▶ **Dataset extract**

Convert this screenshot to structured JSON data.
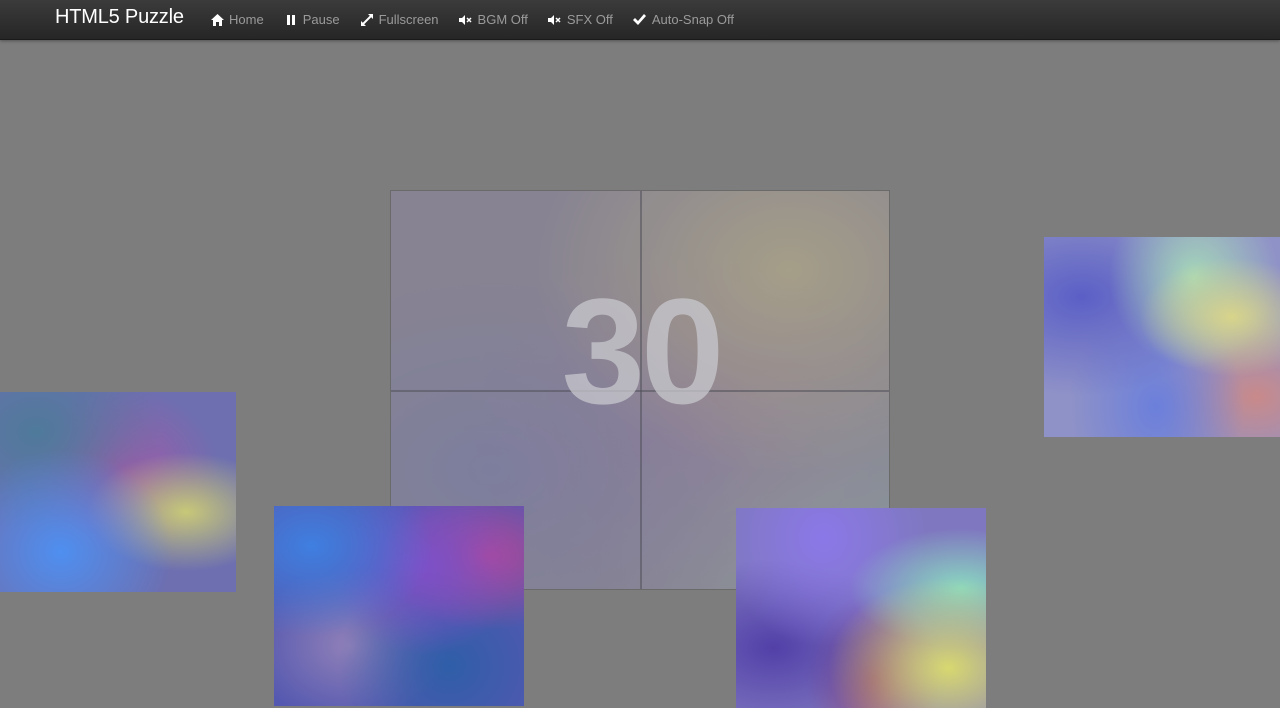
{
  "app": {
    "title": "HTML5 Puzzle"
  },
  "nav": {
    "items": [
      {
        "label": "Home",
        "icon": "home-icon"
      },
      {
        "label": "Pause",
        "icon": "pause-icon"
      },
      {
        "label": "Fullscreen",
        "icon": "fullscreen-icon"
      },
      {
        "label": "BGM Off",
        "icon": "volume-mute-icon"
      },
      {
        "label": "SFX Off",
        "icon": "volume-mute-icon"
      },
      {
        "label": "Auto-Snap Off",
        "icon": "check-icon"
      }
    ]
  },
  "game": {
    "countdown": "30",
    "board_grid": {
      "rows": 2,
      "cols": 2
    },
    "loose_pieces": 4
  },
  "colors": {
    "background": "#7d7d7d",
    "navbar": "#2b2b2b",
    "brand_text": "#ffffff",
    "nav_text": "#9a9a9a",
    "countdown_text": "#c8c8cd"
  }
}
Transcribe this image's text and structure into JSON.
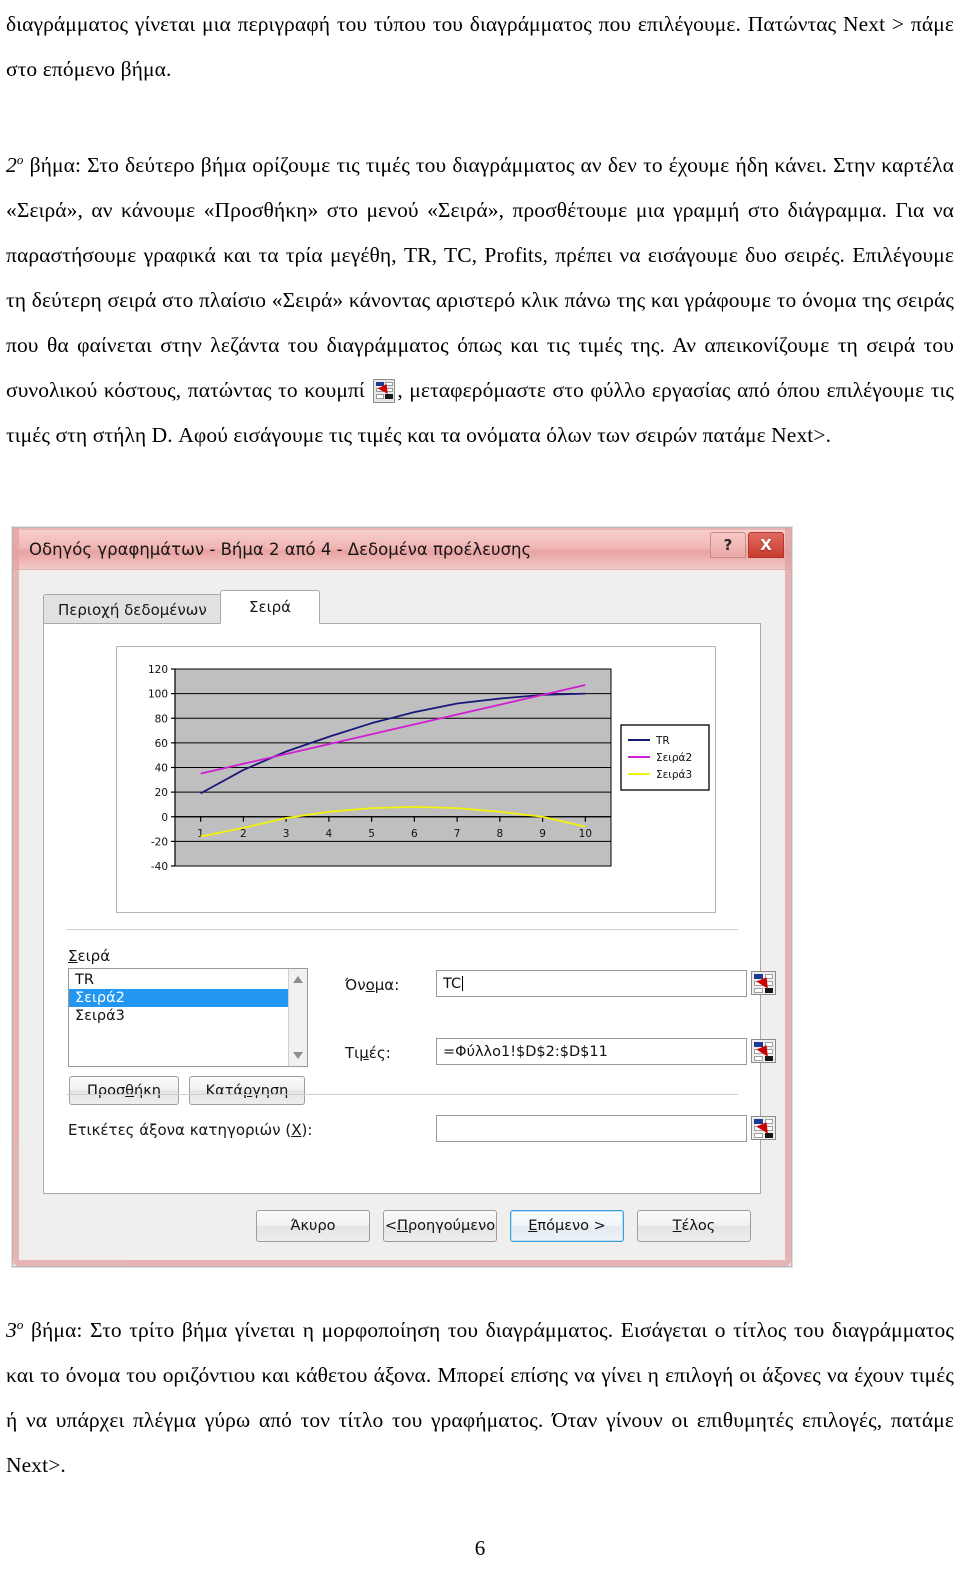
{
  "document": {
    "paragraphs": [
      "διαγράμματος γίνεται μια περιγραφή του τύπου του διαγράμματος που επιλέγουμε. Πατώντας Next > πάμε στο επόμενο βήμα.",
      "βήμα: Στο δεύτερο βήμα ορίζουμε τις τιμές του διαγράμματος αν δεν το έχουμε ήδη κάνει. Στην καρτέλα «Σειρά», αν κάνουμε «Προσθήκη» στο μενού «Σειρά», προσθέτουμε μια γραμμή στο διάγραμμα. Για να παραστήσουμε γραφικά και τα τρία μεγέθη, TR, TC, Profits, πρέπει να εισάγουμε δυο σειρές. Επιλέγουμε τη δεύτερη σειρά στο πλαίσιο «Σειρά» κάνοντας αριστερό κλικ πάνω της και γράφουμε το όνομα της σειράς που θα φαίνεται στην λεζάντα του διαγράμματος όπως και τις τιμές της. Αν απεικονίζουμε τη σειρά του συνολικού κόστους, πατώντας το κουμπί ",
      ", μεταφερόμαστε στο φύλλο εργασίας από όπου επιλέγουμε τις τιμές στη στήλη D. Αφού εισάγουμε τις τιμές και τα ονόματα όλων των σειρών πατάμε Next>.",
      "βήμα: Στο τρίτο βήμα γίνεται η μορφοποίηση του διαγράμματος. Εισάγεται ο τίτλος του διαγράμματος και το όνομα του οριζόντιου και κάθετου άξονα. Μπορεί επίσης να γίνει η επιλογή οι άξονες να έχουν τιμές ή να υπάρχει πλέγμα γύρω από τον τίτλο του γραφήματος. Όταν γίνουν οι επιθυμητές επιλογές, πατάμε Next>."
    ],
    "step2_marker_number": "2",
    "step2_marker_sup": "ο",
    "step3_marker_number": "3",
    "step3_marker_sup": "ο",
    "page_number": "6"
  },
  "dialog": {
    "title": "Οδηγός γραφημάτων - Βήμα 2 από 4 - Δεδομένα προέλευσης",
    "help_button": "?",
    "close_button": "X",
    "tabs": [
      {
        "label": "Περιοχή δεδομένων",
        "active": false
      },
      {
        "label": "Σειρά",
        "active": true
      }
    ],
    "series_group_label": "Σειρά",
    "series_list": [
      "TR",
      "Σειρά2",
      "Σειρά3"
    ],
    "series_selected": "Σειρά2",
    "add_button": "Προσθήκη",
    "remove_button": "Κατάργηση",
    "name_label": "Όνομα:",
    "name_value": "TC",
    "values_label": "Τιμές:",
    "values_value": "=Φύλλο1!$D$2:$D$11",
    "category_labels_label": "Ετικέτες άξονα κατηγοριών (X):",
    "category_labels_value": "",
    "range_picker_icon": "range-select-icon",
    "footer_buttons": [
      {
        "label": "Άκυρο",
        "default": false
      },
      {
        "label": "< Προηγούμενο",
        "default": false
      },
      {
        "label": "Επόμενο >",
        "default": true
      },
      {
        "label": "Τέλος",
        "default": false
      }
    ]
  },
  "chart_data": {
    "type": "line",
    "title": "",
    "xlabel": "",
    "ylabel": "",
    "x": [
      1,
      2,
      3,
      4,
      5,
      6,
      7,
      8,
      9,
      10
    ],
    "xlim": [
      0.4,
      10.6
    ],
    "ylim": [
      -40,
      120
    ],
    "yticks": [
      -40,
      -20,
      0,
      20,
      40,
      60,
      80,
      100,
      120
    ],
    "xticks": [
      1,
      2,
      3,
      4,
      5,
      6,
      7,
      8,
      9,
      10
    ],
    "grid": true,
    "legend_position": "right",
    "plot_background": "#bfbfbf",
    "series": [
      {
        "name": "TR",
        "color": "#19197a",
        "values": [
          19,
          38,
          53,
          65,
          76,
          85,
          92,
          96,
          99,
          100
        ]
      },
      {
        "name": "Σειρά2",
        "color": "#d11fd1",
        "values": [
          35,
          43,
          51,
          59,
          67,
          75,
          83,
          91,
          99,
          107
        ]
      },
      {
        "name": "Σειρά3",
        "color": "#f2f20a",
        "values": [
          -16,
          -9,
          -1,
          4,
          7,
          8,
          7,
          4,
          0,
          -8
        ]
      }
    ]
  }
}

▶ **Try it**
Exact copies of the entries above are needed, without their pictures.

▶ **Written solution**
Convert this screenshot to structured JSON data.
{
  "app": {
    "title": "HTML5 Puzzle"
  },
  "nav": {
    "items": [
      {
        "label": "Home",
        "icon": "home-icon"
      },
      {
        "label": "Pause",
        "icon": "pause-icon"
      },
      {
        "label": "Fullscreen",
        "icon": "fullscreen-icon"
      },
      {
        "label": "BGM Off",
        "icon": "volume-mute-icon"
      },
      {
        "label": "SFX Off",
        "icon": "volume-mute-icon"
      },
      {
        "label": "Auto-Snap Off",
        "icon": "check-icon"
      }
    ]
  },
  "game": {
    "countdown": "30",
    "board_grid": {
      "rows": 2,
      "cols": 2
    },
    "loose_pieces": 4
  },
  "colors": {
    "background": "#7d7d7d",
    "navbar": "#2b2b2b",
    "brand_text": "#ffffff",
    "nav_text": "#9a9a9a",
    "countdown_text": "#c8c8cd"
  }
}
Transcribe this image's text and structure into JSON.
{
  "document": {
    "paragraphs": [
      "διαγράμματος γίνεται μια περιγραφή του τύπου του διαγράμματος που επιλέγουμε. Πατώντας Next > πάμε στο επόμενο βήμα.",
      "βήμα: Στο δεύτερο βήμα ορίζουμε τις τιμές του διαγράμματος αν δεν το έχουμε ήδη κάνει. Στην καρτέλα «Σειρά», αν κάνουμε «Προσθήκη» στο μενού «Σειρά», προσθέτουμε μια γραμμή στο διάγραμμα. Για να παραστήσουμε γραφικά και τα τρία μεγέθη, TR, TC, Profits, πρέπει να εισάγουμε δυο σειρές. Επιλέγουμε τη δεύτερη σειρά στο πλαίσιο «Σειρά» κάνοντας αριστερό κλικ πάνω της και γράφουμε το όνομα της σειράς που θα φαίνεται στην λεζάντα του διαγράμματος όπως και τις τιμές της. Αν απεικονίζουμε τη σειρά του συνολικού κόστους, πατώντας το κουμπί ",
      ", μεταφερόμαστε στο φύλλο εργασίας από όπου επιλέγουμε τις τιμές στη στήλη D. Αφού εισάγουμε τις τιμές και τα ονόματα όλων των σειρών πατάμε Next>.",
      "βήμα: Στο τρίτο βήμα γίνεται η μορφοποίηση του διαγράμματος. Εισάγεται ο τίτλος του διαγράμματος και το όνομα του οριζόντιου και κάθετου άξονα. Μπορεί επίσης να γίνει η επιλογή οι άξονες να έχουν τιμές ή να υπάρχει πλέγμα γύρω από τον τίτλο του γραφήματος. Όταν γίνουν οι επιθυμητές επιλογές, πατάμε Next>."
    ],
    "step2_marker_number": "2",
    "step2_marker_sup": "ο",
    "step3_marker_number": "3",
    "step3_marker_sup": "ο",
    "page_number": "6"
  },
  "dialog": {
    "title": "Οδηγός γραφημάτων - Βήμα 2 από 4 - Δεδομένα προέλευσης",
    "help_button": "?",
    "close_button": "X",
    "tabs": [
      {
        "label": "Περιοχή δεδομένων",
        "active": false
      },
      {
        "label": "Σειρά",
        "active": true
      }
    ],
    "series_group_label": "Σειρά",
    "series_list": [
      "TR",
      "Σειρά2",
      "Σειρά3"
    ],
    "series_selected": "Σειρά2",
    "add_button": "Προσθήκη",
    "remove_button": "Κατάργηση",
    "name_label": "Όνομα:",
    "name_value": "TC",
    "values_label": "Τιμές:",
    "values_value": "=Φύλλο1!$D$2:$D$11",
    "category_labels_label": "Ετικέτες άξονα κατηγοριών (X):",
    "category_labels_value": "",
    "range_picker_icon": "range-select-icon",
    "footer_buttons": [
      {
        "label": "Άκυρο",
        "default": false
      },
      {
        "label": "< Προηγούμενο",
        "default": false
      },
      {
        "label": "Επόμενο >",
        "default": true
      },
      {
        "label": "Τέλος",
        "default": false
      }
    ]
  },
  "chart_data": {
    "type": "line",
    "title": "",
    "xlabel": "",
    "ylabel": "",
    "x": [
      1,
      2,
      3,
      4,
      5,
      6,
      7,
      8,
      9,
      10
    ],
    "xlim": [
      0.4,
      10.6
    ],
    "ylim": [
      -40,
      120
    ],
    "yticks": [
      -40,
      -20,
      0,
      20,
      40,
      60,
      80,
      100,
      120
    ],
    "xticks": [
      1,
      2,
      3,
      4,
      5,
      6,
      7,
      8,
      9,
      10
    ],
    "grid": true,
    "legend_position": "right",
    "plot_background": "#bfbfbf",
    "series": [
      {
        "name": "TR",
        "color": "#19197a",
        "values": [
          19,
          38,
          53,
          65,
          76,
          85,
          92,
          96,
          99,
          100
        ]
      },
      {
        "name": "Σειρά2",
        "color": "#d11fd1",
        "values": [
          35,
          43,
          51,
          59,
          67,
          75,
          83,
          91,
          99,
          107
        ]
      },
      {
        "name": "Σειρά3",
        "color": "#f2f20a",
        "values": [
          -16,
          -9,
          -1,
          4,
          7,
          8,
          7,
          4,
          0,
          -8
        ]
      }
    ]
  }
}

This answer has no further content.